Book Review: ‘The Wristwatch Handbook’ By Ryan Schmidt
Fans of the art of watchmaking are in luck: not only can they read a beautifully written and comprehensive overview of what goes into the making of a watch and what is available, but they’ll be able to read it in the words of a new watch addict, and one that has taken the word research to a new level.
Ryan Schmidt is a newly engrossed watch enthusiast – and his enthusiasm and knowledge permeate the tone of his book.
The Wristwatch Handbook is a substantial coffee table book designed to be something of a map or a compass for the budding enthusiast, for the beginner, as well as for the seasoned enthusiast – this is how well the information is presented.
Schmidt’s thirst for knowledge shines in his excellent and truly comprehensive research, which backs up the subtitle of this book: “A Comprehensive Guide to Mechanical Wristwatches.”
The book is divided into two sections: one helping the reader to understand the mechanical movement, the other going into complications (this obviously builds on the basic movement information).
Schmidt’s sense of humor and enthusiasm, evidenced as well by his contributions and comments here on Quill & Pad, were put to good use in describing what can truthfully at times be a rather dry subject. Schmidt, however, finds interesting ways to describe the various technical elements.
The last three chapters are for whimsy – which is not something often talked about loudly in mechanical watchmaking, but something that definitely (and thankfully!) exists for the discerning watch lover. I love that Schmidt made room for this subject.
I particularly like the section in which he highlights the very rare watches that do not provide time displays, rightfully describing these controversial timepieces as “horological art.”
“This is a full commitment to the abandoning of time, no background timekeeping is brought back to the dial when the wearer becomes anxious,” he describes the Romain Jerome Titanic DNA Day & Night Tourbillon, which does not provide a time display, but only shows whether it is currently day or night, even though two tourbillons connected by a differential are visible on the dial. And it is a perfect example of his lovely sense of humor.
Lots of illustrations
The foreword by John Reardon, Christie’s international head of watches, makes it clear why Schmidt embarked upon the adventure of writing a book on a subject he is newly passionate about. The foreword ends with: “On a personal note, when I first saw Ryan attend watch auction exhibitions, it became abundantly clear that his passion and knowledge for watches put him in a class of his own.

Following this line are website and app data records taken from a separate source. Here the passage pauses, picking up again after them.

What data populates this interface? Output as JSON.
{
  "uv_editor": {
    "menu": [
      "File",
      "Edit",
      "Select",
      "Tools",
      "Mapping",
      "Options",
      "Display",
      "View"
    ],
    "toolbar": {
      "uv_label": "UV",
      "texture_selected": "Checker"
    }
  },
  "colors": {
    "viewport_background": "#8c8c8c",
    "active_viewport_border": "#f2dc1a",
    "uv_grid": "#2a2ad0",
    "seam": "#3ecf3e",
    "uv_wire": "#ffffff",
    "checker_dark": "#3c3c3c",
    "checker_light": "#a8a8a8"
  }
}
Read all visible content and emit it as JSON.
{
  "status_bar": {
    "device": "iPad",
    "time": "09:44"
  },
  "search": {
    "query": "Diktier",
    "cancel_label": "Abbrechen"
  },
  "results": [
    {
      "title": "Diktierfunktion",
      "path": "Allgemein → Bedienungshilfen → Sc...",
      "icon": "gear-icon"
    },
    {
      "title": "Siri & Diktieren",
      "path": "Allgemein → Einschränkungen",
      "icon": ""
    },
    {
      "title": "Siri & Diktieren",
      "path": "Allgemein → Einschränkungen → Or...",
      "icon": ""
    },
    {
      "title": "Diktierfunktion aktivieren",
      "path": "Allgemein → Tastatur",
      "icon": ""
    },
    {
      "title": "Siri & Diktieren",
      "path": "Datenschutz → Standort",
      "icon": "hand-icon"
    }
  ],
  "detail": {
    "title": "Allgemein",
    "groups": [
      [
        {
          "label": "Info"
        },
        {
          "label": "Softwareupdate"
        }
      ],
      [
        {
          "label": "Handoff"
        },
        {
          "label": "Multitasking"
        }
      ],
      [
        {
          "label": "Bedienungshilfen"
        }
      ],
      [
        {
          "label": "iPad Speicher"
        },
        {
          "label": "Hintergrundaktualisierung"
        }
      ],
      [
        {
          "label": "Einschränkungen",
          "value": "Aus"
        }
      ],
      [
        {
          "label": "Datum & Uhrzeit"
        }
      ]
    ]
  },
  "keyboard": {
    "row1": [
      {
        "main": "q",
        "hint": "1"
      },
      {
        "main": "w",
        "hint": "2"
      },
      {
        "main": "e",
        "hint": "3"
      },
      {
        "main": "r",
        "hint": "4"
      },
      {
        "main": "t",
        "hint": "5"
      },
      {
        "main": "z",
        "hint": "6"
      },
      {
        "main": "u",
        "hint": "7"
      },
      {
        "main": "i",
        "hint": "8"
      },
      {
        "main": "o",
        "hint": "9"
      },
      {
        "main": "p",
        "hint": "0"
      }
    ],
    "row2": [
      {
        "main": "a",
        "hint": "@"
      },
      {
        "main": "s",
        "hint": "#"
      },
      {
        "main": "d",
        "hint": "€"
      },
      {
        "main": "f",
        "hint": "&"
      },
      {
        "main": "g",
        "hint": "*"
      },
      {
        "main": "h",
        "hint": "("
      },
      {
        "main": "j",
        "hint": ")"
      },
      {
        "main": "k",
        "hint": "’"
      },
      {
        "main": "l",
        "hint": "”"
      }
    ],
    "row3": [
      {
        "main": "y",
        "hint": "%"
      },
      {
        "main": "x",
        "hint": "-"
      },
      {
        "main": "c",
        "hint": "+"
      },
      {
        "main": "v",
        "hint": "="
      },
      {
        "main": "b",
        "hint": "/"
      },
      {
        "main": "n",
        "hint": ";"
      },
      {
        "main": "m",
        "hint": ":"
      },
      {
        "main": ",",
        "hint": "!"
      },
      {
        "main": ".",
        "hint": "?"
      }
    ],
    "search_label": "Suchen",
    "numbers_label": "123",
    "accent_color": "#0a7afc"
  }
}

“His countless hours spent closely inspecting all types of watches, from modern Patek Philippes to vintage Omegas, made it clear that his appreciation and thirst for knowledge of all types of wristwatches made him a scholar of the highest order hungry to find answers to horological mysteries from the past to the present.”
The book itself has not been backed by any brands, and no brands are showcased in a particular way (the book’s press release describes it as “brand agnostic”). Despite that, the tome displays a multitude of watches and technical diagrams from more than 90 brands.
Most of this photography has been supplied by brands, but where the sourcing of a certain press photo became impossible, Schmidt turned to photographers working in the field – including our own Ian Skellern and GaryG – which makes for an interesting mix of beautiful images.
This is definitely a reference work for both the beginning and the seasoned watch enthusiast. I recommend you check it out; you won’t be sorry you did.
You can purchase The Wristwatch Handbook at Amazon and anywhere else fine watch books are sold.
Publisher: ACC Art Books
Illustrations: 470 in color, most press photos and some original photos sourced from interesting photographers
Price: $85 / £50